“I run one of the most heavily regulated and inspected businesses in existence, but it’s still illegal for me to show customers that I sell handguns until after they walk in the door,” explained Michael Baryla, the owner of Tracy Rifle and Pistol. “That’s about as silly a law as you could imagine, even here in California.”
While California gun dealers cannot display even the word ‘handgun’ at their stores to passersby, adjacent businesses and anti-gun protesters are not prohibited from doing as much. The court filings argue that the law operates as unconstitutional speaker, content, and viewpoint-based discrimination, in addition to having other legal problems.
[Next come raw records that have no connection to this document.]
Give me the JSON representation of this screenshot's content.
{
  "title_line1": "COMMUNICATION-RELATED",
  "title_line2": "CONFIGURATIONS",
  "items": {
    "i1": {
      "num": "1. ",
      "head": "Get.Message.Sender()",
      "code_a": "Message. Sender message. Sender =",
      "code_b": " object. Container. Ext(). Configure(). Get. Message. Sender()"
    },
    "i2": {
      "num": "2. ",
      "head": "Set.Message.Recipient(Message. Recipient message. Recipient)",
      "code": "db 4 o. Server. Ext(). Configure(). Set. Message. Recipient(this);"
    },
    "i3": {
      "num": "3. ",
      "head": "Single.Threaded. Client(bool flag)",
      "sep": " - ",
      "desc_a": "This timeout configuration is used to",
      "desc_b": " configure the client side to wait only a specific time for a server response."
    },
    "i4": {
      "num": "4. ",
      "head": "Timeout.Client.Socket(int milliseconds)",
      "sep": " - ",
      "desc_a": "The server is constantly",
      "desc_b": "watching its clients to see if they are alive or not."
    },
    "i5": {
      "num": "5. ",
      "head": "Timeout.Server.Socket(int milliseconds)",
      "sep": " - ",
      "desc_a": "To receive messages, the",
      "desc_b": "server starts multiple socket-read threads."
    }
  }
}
Similar statutes banning handgun displays can be found in places like Pennsylvania, Texas, and Washington, D.C., but the California Department of Justice appears to be the only state agency enforcing provisions like the challenged ban.
The lawsuit claims that this restriction violates gun stores’ First Amendment rights, by severely restricting truthful, non-misleading commercial speech. Lead counsel Bradley Benbrook said about the lawsuit, “The First Amendment prevents the government from telling businesses it disfavors that they can’t engage in truthful advertising. This case follows a long line of Supreme Court cases protecting such disfavored businesses from that type of censorship.”
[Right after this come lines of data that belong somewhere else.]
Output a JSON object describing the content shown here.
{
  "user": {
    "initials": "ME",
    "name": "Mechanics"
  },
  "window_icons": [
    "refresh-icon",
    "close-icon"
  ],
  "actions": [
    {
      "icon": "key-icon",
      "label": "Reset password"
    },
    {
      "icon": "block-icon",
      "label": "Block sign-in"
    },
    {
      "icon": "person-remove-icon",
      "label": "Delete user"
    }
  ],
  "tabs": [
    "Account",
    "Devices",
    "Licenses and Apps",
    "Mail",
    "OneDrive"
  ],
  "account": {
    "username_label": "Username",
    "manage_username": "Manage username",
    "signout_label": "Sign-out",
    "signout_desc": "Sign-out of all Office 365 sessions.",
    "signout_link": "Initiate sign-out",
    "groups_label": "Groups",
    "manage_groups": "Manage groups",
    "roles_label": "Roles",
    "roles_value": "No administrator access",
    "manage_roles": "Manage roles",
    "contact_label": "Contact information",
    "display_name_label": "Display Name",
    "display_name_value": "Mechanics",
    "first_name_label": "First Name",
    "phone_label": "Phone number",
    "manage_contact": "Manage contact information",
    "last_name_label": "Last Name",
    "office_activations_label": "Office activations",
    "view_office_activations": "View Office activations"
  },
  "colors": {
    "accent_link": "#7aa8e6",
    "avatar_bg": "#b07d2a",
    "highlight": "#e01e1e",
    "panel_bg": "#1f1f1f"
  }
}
Though the case doesn’t claim a Second Amendment violation, plaintiffs do argue that commercial advertisement of constitutionally protected products and services — whether abortion, contraceptives, or guns — is especially clearly protected under the First Amendment.
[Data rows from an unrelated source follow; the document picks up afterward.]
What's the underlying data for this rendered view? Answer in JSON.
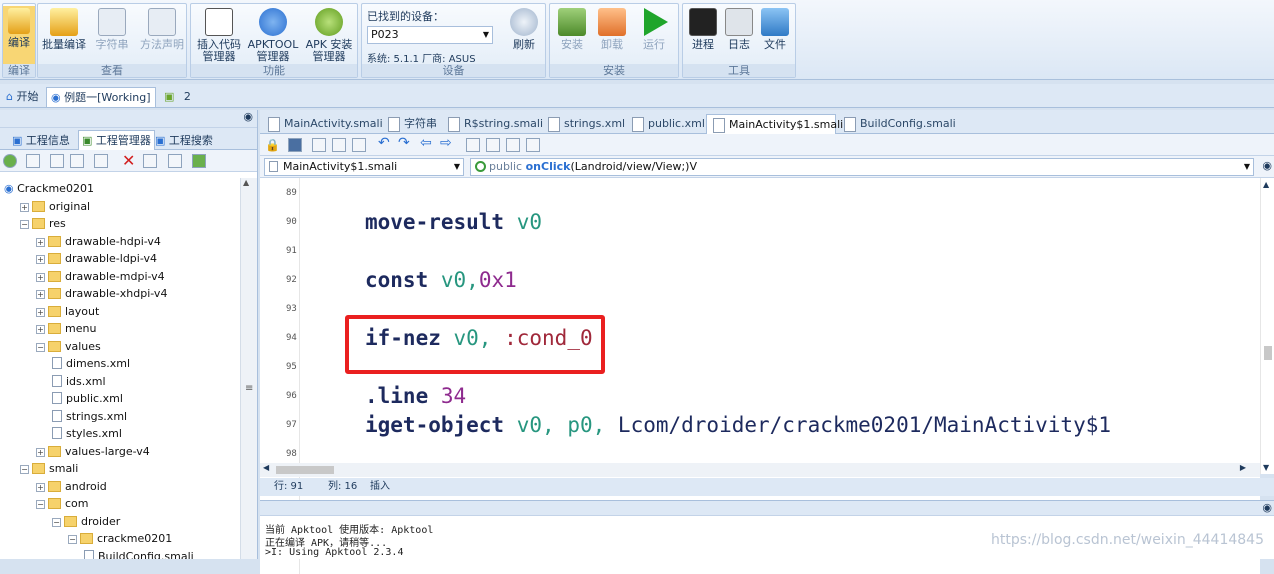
{
  "ribbon": {
    "groups": [
      {
        "label": "编译",
        "buttons": [
          "编译"
        ]
      },
      {
        "label": "查看",
        "buttons": [
          "批量编译",
          "字符串",
          "方法声明"
        ]
      },
      {
        "label": "功能",
        "buttons": [
          "插入代码管理器",
          "APKTOOL管理器",
          "APK 安装管理器"
        ]
      },
      {
        "label": "设备",
        "device_label": "已找到的设备：",
        "device": "P023",
        "sys": "系统: 5.1.1  厂商: ASUS",
        "refresh": "刷新"
      },
      {
        "label": "安装",
        "buttons": [
          "安装",
          "卸载",
          "运行"
        ]
      },
      {
        "label": "工具",
        "buttons": [
          "进程",
          "日志",
          "文件"
        ]
      }
    ]
  },
  "top_tabs": {
    "start": "开始",
    "project": "例题一[Working]",
    "count": "2"
  },
  "left_panel": {
    "tabs": [
      "工程信息",
      "工程管理器",
      "工程搜索"
    ],
    "tree": [
      {
        "label": "Crackme0201",
        "depth": 0,
        "type": "root"
      },
      {
        "label": "original",
        "depth": 1,
        "type": "folder"
      },
      {
        "label": "res",
        "depth": 1,
        "type": "folder"
      },
      {
        "label": "drawable-hdpi-v4",
        "depth": 2,
        "type": "folder"
      },
      {
        "label": "drawable-ldpi-v4",
        "depth": 2,
        "type": "folder"
      },
      {
        "label": "drawable-mdpi-v4",
        "depth": 2,
        "type": "folder"
      },
      {
        "label": "drawable-xhdpi-v4",
        "depth": 2,
        "type": "folder"
      },
      {
        "label": "layout",
        "depth": 2,
        "type": "folder"
      },
      {
        "label": "menu",
        "depth": 2,
        "type": "folder"
      },
      {
        "label": "values",
        "depth": 2,
        "type": "folder"
      },
      {
        "label": "dimens.xml",
        "depth": 3,
        "type": "file"
      },
      {
        "label": "ids.xml",
        "depth": 3,
        "type": "file"
      },
      {
        "label": "public.xml",
        "depth": 3,
        "type": "file"
      },
      {
        "label": "strings.xml",
        "depth": 3,
        "type": "file"
      },
      {
        "label": "styles.xml",
        "depth": 3,
        "type": "file"
      },
      {
        "label": "values-large-v4",
        "depth": 2,
        "type": "folder"
      },
      {
        "label": "smali",
        "depth": 1,
        "type": "folder"
      },
      {
        "label": "android",
        "depth": 2,
        "type": "folder"
      },
      {
        "label": "com",
        "depth": 2,
        "type": "folder"
      },
      {
        "label": "droider",
        "depth": 3,
        "type": "folder"
      },
      {
        "label": "crackme0201",
        "depth": 4,
        "type": "folder"
      },
      {
        "label": "BuildConfig.smali",
        "depth": 5,
        "type": "file"
      }
    ]
  },
  "editor": {
    "tabs": [
      "MainActivity.smali",
      "字符串",
      "R$string.smali",
      "strings.xml",
      "public.xml",
      "MainActivity$1.smali",
      "BuildConfig.smali"
    ],
    "active_tab": "MainActivity$1.smali",
    "file_combo": "MainActivity$1.smali",
    "method_combo_prefix": "public",
    "method_combo_name": "onClick",
    "method_combo_sig": "(Landroid/view/View;)V",
    "line_numbers": [
      "89",
      "90",
      "91",
      "92",
      "93",
      "94",
      "95",
      "96",
      "97",
      "98"
    ],
    "lines": {
      "l90_kw": "move-result",
      "l90_reg": "v0",
      "l92_kw": "const",
      "l92_reg": "v0,",
      "l92_num": "0x1",
      "l94_kw": "if-nez",
      "l94_reg": "v0,",
      "l94_label": ":cond_0",
      "l96_kw": ".line",
      "l96_num": "34",
      "l97_kw": "iget-object",
      "l97_reg1": "v0,",
      "l97_reg2": "p0,",
      "l97_text": "Lcom/droider/crackme0201/MainActivity$1"
    }
  },
  "status": {
    "row": "行: 91",
    "col": "列: 16",
    "mode": "插入"
  },
  "console": {
    "lines": [
      "当前 Apktool 使用版本: Apktool",
      "正在编译 APK，请稍等...",
      ">I: Using Apktool 2.3.4"
    ]
  },
  "watermark": "https://blog.csdn.net/weixin_44414845"
}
The plaintiffs are also represented by Benbrook’s colleague Stephen Duvernay and Eugene Volokh, a UCLA law professor who has written and taught extensively about the First and Second Amendments. Before joining the UCLA faculty 20 years ago, Volokh clerked for Judge Alex Kozinski of the Ninth Circuit Court of Appeals and Justice Sandra Day O’Connor of the U.S. Supreme Court. He also operates the popular legal blog “The Volokh Conspiracy,” now hosted at the Washington Post.
California Association of Federal Firearms Licensees, the state’s firearm industry association, joined gun rights groups The Calguns Foundation and Second Amendment Foundation in support of the case.
The lawsuit’s other plaintiffs include Sacramento Black Rifle of Rocklin, Ten Percent Firearms of Taft, and PRK Arms, a Fresno-based dealer that operates a chain of three stores in California’s Central San Joaquin Valley, as well as business owners Robert Adams, Wesley Morris, and Jeffrey Mullen, respectively.
A copy of the complaint can be viewed at http://www.calgunsfoundation.org/litigation/trap-v-harris.
California Association of Federal Firearm Licensees (www.calffl.org) is California’s most tenacious advocacy group for Second Amendment and related economic rights. CAL-FFL members include firearm dealers, training professionals, shooting ranges, collectors, gun owners, and others who participate in the firearms ecosystem.
The Calguns Foundation (www.calgunsfoundation.org) is a 501(c)3 non-profit organization that serves its members, supporters, and the public through educational, cultural, and judicial efforts to advance Second Amendment and related civil rights.
The Second Amendment Foundation (www.saf.org) is the nation’s oldest and largest tax-exempt education, research, publishing and legal action group focusing on the Constitutional right and heritage to privately own and possess firearms. Founded in 1974, The Foundation has grown to more than 650,000 members and supporters and conducts many programs designed to better inform the public about the consequences of gun control.